I’ve been having a hard time finding a few problematic issues with the Renault lately. Particularly it had started to leak power steering fluid quite badly, which would mark the floor where parked up and also get onto the auxiliary belt and make that slip.
Looking down from above, past the alternator and air conditioning compressor the pump looked rather wet, so I splashed out $14 and bought a full seal set for the pump. I decided to clean everything up with degreaser and refill the system, to hopefully see where the oil was leaking from.
Begin by taking everything out, including battery, battery tray, moving the air conditioner comressor, remove the alternator and the brackets holding it all in.
That leaves good access to the power steering pump. The corrugated plastic tube is the wiring for the front of the car, the braided hose is the gravity feed to the pump from the reservoir.

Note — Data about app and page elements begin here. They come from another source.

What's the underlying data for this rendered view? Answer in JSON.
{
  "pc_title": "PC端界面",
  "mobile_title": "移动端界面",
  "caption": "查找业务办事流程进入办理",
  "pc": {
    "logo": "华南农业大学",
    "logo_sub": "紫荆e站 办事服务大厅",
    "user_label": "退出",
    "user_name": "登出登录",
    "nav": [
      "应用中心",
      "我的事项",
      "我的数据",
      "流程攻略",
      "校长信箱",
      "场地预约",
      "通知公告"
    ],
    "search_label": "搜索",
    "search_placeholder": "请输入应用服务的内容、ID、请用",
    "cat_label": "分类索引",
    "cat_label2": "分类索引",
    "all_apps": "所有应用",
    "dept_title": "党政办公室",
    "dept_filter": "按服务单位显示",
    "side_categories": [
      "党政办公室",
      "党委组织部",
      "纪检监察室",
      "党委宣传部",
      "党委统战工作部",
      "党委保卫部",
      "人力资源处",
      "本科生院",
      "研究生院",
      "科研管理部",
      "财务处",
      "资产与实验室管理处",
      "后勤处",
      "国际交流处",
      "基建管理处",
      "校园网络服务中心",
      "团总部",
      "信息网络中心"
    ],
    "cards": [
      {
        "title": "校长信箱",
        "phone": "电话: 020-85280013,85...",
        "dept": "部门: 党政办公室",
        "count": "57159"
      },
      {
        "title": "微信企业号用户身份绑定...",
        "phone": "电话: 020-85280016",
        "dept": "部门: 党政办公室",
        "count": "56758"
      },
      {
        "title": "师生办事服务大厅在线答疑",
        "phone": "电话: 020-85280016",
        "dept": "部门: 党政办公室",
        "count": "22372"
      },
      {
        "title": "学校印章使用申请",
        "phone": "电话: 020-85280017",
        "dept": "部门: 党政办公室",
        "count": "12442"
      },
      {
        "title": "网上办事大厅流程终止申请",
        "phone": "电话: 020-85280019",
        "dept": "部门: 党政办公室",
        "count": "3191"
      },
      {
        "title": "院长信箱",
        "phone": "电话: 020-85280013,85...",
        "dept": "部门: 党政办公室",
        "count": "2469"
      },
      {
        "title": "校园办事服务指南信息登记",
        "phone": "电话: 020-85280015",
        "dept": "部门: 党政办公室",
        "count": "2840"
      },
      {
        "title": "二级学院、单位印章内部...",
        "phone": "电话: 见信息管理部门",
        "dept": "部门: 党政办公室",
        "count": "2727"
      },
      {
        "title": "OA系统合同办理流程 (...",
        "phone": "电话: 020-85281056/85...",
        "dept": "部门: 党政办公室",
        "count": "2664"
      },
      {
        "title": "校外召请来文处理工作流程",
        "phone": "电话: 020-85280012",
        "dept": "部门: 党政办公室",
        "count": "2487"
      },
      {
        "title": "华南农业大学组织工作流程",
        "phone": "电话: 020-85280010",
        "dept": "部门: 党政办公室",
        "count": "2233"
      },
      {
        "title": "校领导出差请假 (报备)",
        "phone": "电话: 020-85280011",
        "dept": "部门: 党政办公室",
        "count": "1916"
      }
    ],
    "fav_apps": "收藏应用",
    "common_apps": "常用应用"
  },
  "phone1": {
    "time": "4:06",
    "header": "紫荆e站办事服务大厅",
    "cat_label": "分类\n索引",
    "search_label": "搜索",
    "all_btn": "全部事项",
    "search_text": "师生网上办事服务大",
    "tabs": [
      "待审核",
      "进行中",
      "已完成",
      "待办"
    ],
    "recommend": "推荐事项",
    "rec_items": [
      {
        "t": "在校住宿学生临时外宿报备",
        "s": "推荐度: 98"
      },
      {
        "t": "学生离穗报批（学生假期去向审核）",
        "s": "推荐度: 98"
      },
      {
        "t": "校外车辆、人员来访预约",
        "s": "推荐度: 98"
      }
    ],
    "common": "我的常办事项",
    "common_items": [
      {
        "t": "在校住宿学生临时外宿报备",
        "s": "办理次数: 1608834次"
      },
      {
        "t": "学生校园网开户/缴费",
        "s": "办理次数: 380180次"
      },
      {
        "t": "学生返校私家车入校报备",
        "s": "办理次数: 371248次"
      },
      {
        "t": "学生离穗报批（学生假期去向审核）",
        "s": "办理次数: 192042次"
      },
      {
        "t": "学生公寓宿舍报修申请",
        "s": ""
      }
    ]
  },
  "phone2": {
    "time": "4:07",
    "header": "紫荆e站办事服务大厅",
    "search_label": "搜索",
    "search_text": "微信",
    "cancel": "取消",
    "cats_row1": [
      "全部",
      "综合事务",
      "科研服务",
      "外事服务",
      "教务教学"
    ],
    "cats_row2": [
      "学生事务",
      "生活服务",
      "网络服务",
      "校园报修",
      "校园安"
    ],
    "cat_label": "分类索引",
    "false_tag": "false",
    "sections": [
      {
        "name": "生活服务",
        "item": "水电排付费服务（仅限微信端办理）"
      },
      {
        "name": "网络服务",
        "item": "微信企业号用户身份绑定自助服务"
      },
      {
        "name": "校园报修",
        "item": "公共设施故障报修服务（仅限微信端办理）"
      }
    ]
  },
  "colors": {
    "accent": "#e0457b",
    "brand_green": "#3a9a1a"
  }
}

Cleaned up the pump with an old toothbrush and engine degreaser. Rinsed it all down with warm water from the potato pump.
Got a bit carried away as I had water left, so I cleaned down the inside of the hood where the oil had flicked off the belt, and the surrounding areas also. Topped up the oil and left it to dry overnight an in the sunshine.
Left it for two days, then checked on the level. Unfortunately the oil was all there still.
Another two days. Nope, there’s still all the oil left in there. The leak has miraculously fixed itself. Normally, hot, cold.. didn’t matter. It would leak regardless of it it was run or not. Now it’s not leaking!
The pump is clean and dry, no signs of leakage.
The only other place I can see is the return line, from the rack back up to the reservoir. If that has a crack or a pinhole it could be leaking. The engine cradle frame is a bit oily down under the back but I cannot see anything else that would be causing a leak. Further investigation to follow.
The second thing that irked me was the previously well-working clock had quit.
The display had taken to showing mostly nonsense, or nothing at all.
Took the dash to bits (again) and liberated the clock from the little cubbyhole it’s attached to.
Cleaned up the smoked plastic section of the clock as it was all scratched and hazy.
Figured there were a couple pieces that might have failed and caused it to not work. Replaced the electrolytic capacitor and transistor. No joy.
Followed the traces and built a diagram of what went where, to get a bit of an idea of how it all worked.
Tested it but the chip was dead. No oscillator, just noise. The clock circuit boards are available, but they are a Jeep Wagoneer part, and as such suffer heavily from Jeep Tax and are therefore expensive.
Upside-down image but poking power to the grid brought some nonsense up on the display so the VFD was all still good.
Poking about a bit more showed that some of the logic was alive, as various numbers could be liberated. Nothing sensible though.
Purchased a little LED clock with voltage and temperature capability for ten bucks, with the intention of fitting it into the clock as shown- looks OK but a little out of place and the very-bright display has no dimming capability.
Decided to strip the board down and re-use the VFD, with the new clock module providing the logic. I’ve ordered a little 50V boost converter to drive the VFD, that will be proven to work first then I shall go ahead and get some high voltage transistors, pull the LED’s off the clock and use the output (multiplexed in the same way thankfully) to drive the VFD. Original clock, original display, just now with time, temperature and voltage display. Watch this space for updates.